## [Supplied data]
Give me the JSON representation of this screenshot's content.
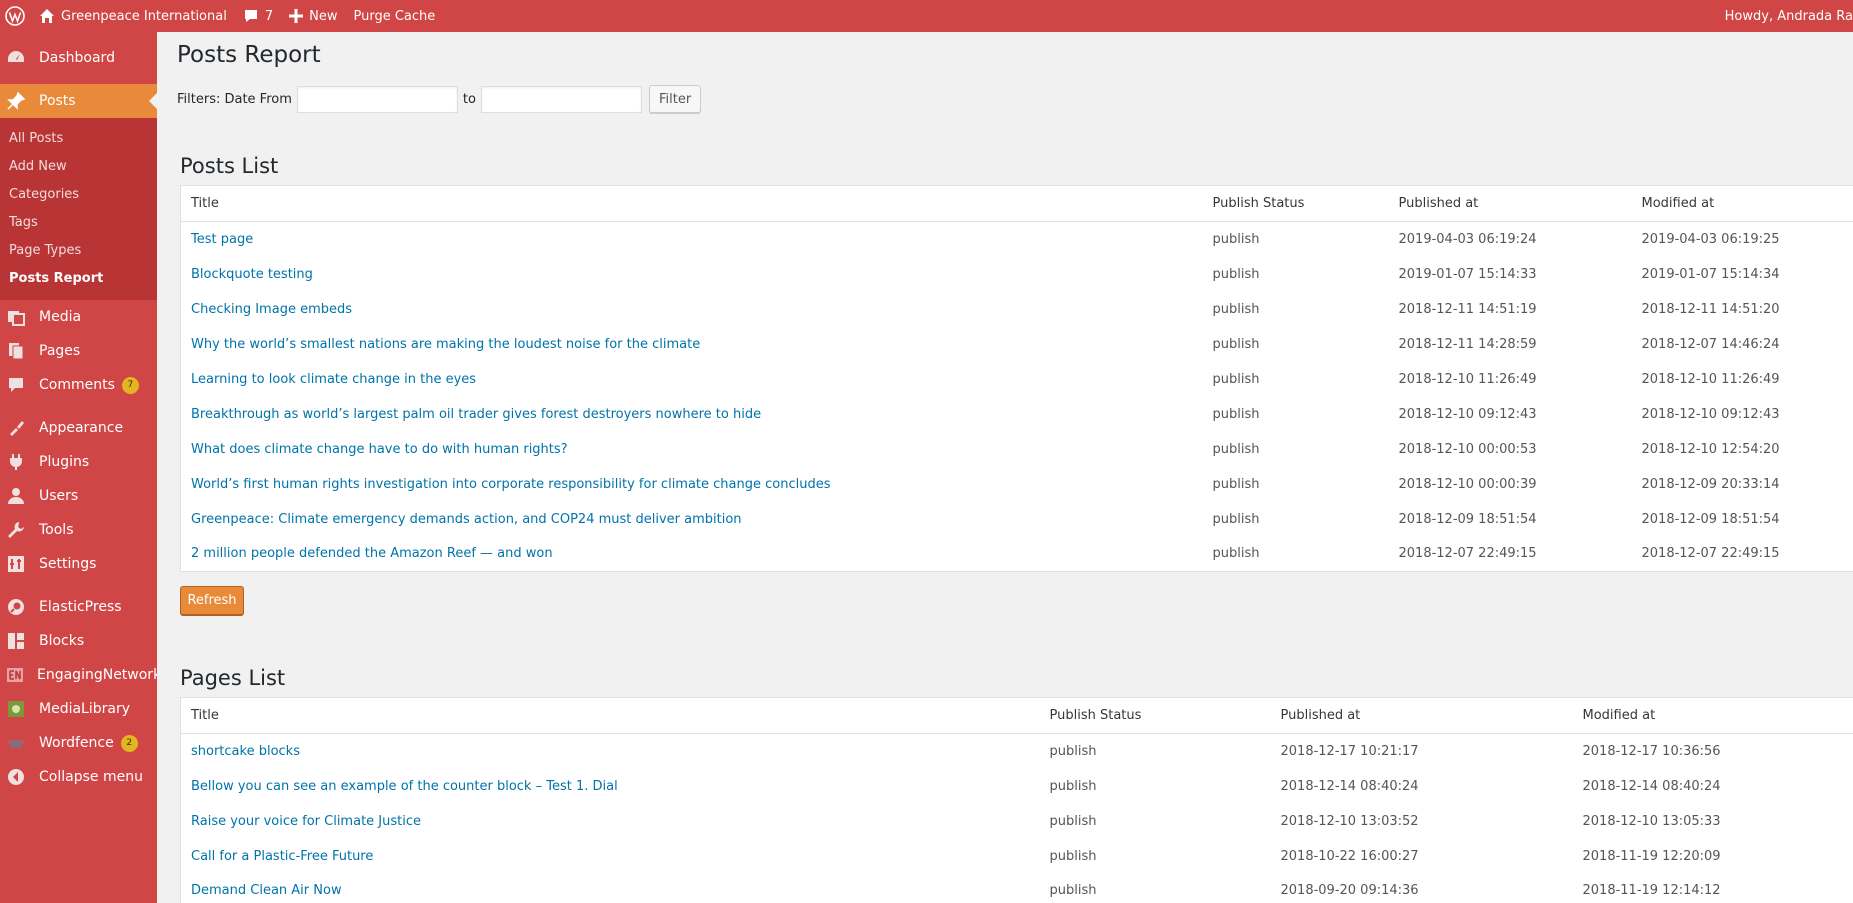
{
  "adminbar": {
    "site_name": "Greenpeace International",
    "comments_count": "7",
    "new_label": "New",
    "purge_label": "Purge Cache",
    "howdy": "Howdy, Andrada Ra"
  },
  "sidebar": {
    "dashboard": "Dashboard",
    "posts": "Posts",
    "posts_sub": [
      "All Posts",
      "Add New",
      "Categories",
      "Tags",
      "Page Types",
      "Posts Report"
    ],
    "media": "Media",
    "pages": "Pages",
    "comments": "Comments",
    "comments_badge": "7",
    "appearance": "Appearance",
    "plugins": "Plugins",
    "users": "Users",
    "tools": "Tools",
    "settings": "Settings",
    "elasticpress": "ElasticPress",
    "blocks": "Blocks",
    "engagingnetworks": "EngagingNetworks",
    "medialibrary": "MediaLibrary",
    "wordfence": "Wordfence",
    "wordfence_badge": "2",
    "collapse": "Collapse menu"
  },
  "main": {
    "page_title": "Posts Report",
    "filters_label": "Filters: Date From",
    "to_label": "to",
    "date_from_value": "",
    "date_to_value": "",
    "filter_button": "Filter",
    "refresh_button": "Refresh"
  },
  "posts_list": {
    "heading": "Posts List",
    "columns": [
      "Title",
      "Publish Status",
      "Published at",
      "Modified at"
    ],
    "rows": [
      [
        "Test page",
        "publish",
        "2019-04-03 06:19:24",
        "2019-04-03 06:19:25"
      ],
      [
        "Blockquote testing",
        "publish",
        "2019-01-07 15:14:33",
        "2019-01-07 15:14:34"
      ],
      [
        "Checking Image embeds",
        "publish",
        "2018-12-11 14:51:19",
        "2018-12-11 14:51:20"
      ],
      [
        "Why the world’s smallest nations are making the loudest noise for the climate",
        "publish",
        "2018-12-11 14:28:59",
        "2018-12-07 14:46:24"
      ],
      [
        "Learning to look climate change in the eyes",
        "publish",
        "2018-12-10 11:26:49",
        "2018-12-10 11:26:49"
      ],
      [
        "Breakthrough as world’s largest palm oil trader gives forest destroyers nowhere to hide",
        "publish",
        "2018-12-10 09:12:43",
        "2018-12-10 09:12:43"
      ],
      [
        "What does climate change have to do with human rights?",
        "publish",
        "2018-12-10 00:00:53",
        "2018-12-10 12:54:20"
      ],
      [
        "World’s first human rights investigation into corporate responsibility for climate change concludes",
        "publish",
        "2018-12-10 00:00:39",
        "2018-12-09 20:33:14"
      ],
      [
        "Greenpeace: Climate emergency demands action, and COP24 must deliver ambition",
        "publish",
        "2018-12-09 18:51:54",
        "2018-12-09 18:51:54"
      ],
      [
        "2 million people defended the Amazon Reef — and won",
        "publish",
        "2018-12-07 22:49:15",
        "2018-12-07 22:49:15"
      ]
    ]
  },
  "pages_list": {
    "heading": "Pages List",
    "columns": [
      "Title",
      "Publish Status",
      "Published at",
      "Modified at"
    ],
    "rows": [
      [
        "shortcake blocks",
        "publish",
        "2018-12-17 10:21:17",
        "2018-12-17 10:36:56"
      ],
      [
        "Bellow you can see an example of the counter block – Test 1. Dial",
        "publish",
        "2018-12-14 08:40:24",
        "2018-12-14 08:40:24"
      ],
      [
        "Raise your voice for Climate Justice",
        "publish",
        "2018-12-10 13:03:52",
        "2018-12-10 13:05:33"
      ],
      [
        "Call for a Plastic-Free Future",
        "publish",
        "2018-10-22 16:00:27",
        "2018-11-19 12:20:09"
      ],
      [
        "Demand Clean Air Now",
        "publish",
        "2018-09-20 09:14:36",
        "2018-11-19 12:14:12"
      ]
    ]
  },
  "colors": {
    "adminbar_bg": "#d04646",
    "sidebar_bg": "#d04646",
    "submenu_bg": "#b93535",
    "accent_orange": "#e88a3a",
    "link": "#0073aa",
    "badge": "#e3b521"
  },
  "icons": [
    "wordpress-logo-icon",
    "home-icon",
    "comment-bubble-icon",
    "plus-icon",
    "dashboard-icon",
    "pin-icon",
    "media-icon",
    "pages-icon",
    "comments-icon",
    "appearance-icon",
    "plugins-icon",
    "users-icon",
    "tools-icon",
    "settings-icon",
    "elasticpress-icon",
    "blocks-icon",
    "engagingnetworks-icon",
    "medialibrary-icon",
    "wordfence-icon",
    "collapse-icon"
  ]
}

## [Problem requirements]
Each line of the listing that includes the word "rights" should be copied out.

## [Result for this task]
        "What does climate change have to do with human rights?",
        "World’s first human rights investigation into corporate responsibility for climate change concludes",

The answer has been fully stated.